** Opening Available data block **

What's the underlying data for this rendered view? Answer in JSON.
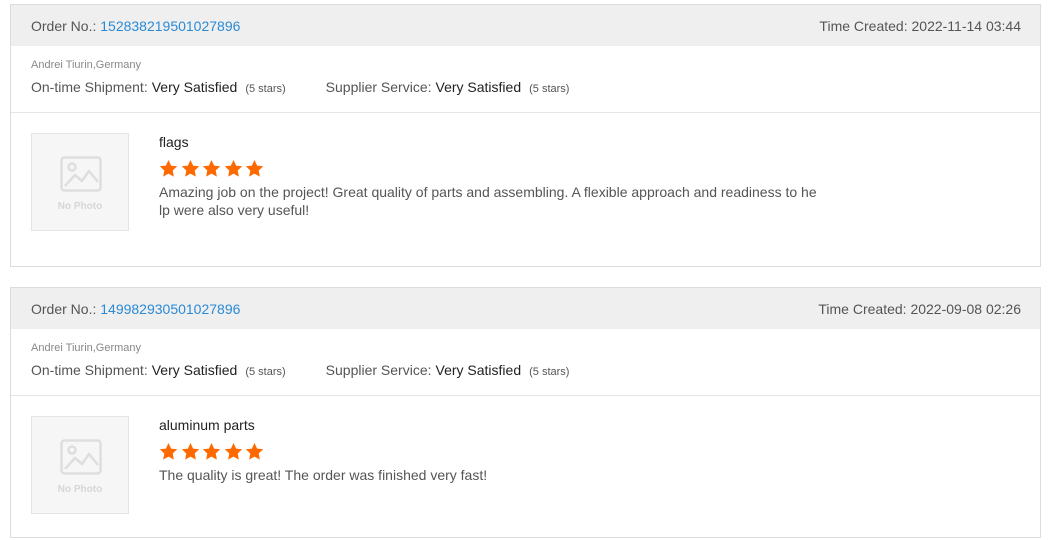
{
  "labels": {
    "order_no": "Order No.:",
    "time_created": "Time Created:",
    "on_time_shipment": "On-time Shipment:",
    "supplier_service": "Supplier Service:",
    "no_photo": "No Photo"
  },
  "colors": {
    "link": "#2b8ad6",
    "star": "#ff6a00",
    "header_bg": "#efefef"
  },
  "reviews": [
    {
      "order_no": "152838219501027896",
      "time_created": "2022-11-14 03:44",
      "buyer": "Andrei Tiurin,Germany",
      "on_time_shipment": "Very Satisfied",
      "on_time_shipment_stars": "(5 stars)",
      "supplier_service": "Very Satisfied",
      "supplier_service_stars": "(5 stars)",
      "product_name": "flags",
      "rating": 5,
      "comment": "Amazing job on the project! Great quality of parts and assembling. A flexible approach and readiness to help were also very useful!",
      "photo_icon": "image-placeholder-icon"
    },
    {
      "order_no": "149982930501027896",
      "time_created": "2022-09-08 02:26",
      "buyer": "Andrei Tiurin,Germany",
      "on_time_shipment": "Very Satisfied",
      "on_time_shipment_stars": "(5 stars)",
      "supplier_service": "Very Satisfied",
      "supplier_service_stars": "(5 stars)",
      "product_name": "aluminum parts",
      "rating": 5,
      "comment": "The quality is great! The order was finished very fast!",
      "photo_icon": "image-placeholder-icon"
    }
  ]
}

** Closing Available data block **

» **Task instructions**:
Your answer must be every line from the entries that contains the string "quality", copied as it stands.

» **Task result**:
      "comment": "Amazing job on the project! Great quality of parts and assembling. A flexible approach and readiness to help were also very useful!",
      "comment": "The quality is great! The order was finished very fast!",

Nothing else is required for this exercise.